Who is eligible to buy real estate in Japan ?
Anyone can acquire real estate. However it is recommendable to possess a long-term visa (working, spouse, investor...),
or even better, a permanent visa. There are two reasons for this :
1) It is very difficult to get a loan from a Japanese
bank nowadays, even for Japanese people. Needless to say that it is almost impossible without a proper visa and a stable job.
However, if you have enough money to buy your property without having to borrow, then the problem is solved. Otherwise proceed
to the "how to obtain a loan" section.
2) the risk of not to be able to stay in Japan eventhough owning a house or apartment/flat
there. Report to the visa section for more information.
How much is it going to cost ?
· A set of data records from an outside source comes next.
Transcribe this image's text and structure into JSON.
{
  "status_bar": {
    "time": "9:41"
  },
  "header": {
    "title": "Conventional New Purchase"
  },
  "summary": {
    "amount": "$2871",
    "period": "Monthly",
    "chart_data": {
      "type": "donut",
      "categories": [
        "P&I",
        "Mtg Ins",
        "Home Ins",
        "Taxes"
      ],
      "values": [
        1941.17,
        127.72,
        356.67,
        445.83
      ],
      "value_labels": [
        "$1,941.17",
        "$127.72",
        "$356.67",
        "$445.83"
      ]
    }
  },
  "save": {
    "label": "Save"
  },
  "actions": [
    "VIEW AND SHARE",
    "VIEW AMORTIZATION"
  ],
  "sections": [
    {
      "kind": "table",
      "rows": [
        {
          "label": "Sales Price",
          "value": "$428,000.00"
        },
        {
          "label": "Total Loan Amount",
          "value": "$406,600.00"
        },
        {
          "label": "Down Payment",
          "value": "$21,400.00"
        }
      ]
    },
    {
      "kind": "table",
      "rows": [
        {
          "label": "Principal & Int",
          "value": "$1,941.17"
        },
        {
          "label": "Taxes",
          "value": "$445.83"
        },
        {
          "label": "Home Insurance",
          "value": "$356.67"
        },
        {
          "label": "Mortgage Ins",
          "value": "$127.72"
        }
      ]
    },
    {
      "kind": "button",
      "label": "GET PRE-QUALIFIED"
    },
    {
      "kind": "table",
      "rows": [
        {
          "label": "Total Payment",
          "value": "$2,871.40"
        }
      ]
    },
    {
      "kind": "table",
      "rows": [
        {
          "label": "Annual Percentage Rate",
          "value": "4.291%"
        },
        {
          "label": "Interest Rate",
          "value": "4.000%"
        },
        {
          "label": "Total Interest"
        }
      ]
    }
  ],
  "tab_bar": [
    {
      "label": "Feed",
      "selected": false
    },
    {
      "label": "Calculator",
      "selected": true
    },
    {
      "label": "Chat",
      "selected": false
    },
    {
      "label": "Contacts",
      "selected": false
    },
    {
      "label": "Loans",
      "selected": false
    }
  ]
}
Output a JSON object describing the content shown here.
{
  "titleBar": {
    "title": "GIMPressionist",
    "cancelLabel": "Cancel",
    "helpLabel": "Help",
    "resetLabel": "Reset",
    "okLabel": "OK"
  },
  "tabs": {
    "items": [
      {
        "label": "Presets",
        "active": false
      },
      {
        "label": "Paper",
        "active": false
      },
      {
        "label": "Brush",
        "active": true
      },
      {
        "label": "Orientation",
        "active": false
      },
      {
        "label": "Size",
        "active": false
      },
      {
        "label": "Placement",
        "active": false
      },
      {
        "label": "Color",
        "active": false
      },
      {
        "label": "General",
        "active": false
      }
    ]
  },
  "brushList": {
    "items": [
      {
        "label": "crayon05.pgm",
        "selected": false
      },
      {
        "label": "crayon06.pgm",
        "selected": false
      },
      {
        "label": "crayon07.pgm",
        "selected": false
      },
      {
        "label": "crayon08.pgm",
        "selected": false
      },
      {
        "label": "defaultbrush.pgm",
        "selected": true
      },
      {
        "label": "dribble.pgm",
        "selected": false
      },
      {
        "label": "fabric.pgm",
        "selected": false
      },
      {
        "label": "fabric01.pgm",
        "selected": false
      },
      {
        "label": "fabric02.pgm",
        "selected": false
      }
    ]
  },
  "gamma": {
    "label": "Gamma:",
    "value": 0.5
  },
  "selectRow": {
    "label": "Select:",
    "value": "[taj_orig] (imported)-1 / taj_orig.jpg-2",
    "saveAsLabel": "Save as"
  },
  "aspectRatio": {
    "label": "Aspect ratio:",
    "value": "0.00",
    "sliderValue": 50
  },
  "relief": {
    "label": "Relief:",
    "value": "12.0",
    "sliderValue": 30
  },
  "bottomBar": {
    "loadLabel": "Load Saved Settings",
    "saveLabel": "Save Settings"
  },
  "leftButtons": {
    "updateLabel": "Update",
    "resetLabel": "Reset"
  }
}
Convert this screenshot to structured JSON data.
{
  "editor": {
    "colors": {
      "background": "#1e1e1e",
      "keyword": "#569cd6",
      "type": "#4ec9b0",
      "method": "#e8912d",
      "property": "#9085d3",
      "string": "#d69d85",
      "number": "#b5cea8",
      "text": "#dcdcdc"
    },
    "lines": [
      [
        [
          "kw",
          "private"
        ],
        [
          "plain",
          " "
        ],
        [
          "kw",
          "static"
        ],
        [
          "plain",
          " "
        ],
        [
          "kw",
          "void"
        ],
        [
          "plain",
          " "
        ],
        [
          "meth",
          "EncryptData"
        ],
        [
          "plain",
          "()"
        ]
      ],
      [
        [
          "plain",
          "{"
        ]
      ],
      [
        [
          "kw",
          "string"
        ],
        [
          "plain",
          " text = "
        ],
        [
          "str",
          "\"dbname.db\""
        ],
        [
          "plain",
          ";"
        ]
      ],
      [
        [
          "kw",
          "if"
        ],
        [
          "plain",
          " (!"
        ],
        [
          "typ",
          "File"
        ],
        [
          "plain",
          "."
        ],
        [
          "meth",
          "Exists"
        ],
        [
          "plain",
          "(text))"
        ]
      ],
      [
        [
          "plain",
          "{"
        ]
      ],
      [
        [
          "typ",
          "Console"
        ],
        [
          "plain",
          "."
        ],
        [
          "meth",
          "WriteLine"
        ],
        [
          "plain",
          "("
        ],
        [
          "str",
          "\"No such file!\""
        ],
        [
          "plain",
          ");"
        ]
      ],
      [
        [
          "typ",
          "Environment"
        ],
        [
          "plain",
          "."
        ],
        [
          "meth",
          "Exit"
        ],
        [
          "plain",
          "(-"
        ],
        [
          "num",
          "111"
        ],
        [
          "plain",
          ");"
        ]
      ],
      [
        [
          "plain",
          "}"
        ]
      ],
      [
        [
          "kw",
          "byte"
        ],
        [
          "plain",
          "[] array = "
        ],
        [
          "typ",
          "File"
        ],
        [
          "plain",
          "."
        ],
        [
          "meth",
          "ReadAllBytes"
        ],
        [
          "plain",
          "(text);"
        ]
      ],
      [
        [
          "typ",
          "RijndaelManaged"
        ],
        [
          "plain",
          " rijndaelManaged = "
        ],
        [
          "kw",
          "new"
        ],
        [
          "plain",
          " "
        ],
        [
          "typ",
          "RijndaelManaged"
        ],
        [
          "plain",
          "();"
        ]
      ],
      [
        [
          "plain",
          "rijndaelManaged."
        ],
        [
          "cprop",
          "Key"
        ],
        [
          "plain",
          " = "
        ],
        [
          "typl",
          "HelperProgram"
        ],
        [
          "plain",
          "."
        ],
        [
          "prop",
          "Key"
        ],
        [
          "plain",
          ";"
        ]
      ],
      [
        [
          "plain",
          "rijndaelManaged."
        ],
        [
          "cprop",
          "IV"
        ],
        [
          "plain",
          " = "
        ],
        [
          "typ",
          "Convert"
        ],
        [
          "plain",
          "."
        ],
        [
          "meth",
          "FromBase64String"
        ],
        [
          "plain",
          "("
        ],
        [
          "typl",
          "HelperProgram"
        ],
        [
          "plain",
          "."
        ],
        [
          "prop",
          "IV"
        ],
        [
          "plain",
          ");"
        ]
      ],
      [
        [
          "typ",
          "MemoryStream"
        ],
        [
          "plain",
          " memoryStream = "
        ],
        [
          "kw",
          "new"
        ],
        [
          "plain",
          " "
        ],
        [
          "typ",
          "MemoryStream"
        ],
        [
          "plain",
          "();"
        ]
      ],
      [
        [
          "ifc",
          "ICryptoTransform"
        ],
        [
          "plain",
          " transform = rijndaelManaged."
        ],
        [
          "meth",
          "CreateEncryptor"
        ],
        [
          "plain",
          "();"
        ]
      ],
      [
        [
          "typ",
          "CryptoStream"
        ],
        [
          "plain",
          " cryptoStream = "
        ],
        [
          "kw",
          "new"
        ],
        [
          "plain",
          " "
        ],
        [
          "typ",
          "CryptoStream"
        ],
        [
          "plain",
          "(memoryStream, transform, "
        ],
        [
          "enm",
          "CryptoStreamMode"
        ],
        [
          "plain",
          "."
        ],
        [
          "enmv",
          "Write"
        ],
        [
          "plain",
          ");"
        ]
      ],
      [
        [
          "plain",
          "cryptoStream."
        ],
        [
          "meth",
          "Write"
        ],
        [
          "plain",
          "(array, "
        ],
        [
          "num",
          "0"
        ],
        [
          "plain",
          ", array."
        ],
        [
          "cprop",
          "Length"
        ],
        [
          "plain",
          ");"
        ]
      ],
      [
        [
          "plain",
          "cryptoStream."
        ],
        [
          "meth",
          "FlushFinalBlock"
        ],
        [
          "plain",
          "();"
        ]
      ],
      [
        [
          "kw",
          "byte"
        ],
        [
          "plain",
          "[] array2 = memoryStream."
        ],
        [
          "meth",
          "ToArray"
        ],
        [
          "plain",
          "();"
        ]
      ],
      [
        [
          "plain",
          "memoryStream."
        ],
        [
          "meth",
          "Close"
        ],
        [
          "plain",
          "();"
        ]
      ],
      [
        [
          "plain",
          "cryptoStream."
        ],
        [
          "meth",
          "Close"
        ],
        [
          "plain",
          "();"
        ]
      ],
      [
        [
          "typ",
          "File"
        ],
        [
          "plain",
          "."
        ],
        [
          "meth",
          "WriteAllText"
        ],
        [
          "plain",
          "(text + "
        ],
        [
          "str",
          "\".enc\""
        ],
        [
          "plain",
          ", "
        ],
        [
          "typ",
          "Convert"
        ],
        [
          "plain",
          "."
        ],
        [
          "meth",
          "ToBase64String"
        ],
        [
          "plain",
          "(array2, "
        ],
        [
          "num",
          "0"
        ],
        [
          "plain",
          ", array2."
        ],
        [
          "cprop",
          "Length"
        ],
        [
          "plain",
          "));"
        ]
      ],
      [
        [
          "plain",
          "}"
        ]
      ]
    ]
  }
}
That really depends on the region in which you want to invest. Tokyo is by far the most expensive, but, as a rule, prices
decrease progressively as the distance to the center and/or nearest station increases. Besides, old building (30 years old
is old by Japanese standard, as houses are constantly rebuilt because of earthquakes or optimization) are substantially cheaper
than new ones (less than 5 years). Remote regions like the Tohoku, Hokkaido or prefectures such as Shimane and Yamaguchi,
can be particularily cheap. In some areas where depopulation is a problem, the local government has been seen to offer land
for free to people who accepted to settle there for a number of years.
The easiest and most effective way to get an idea of prices is to check nation-wide real estate search engines such
How to obtain a (house) loan in Japan ?
In the current economic situation, this has become quite difficult for the Japanese themselves. Needless to say that
foreigners in Japan will have an even tougher time. It is vital to have a (Japanese) guarantor, financially apt to repay your
loan on your behalf in case you defaulted.
Foreign residents probably have higher chances of getting a loan if they :
have been living in Japan for some time (a few years) and can speak Japanese.
- they have family in Japan. Being married
to a Japanese or having children attending Japanese schools, for instance.
- they have a stable job in Japan, which they
are likely to continue for a long period (at least as long as the term of the loan)
- they have a good credit history.
they have no intention to return to their country before they can pay off their loan (although difficult to prove).
have good reasons to want to stay in Japan, are confortable with and well-adapted to Japanese lifestyle, etc.
Instead of banks, it may be easier to obtain a loan at a "juutaku kinyuu kouko" (Public Housing Loan Corporation), which
specialise in mortgages.
What are the procedures ?
What kind of real estate to choose for an investment ?
Japan is a country subject to frequent earthquakes. As no region can really be qualified as safe, buying a house or apartment/flat
is always risky, as it could be destroyed any time in the future. The safest bet is to buy land, which can be profitable in
big cities when rented as parking space. In central Tokyo, a parking space for a single car costs about 50.000yen/month. There
is nevertheless a serious drawback to any form of investment in big Japanese cities especially. Since the the burst of the
financial bubble in 1990-91, real estate prices have plummeted by 50% for residential and 80% for commercial in Tokyo and
Osaka. Eventhough there is a chance that prices go up again in a near future, it is still risky to invest in real estate in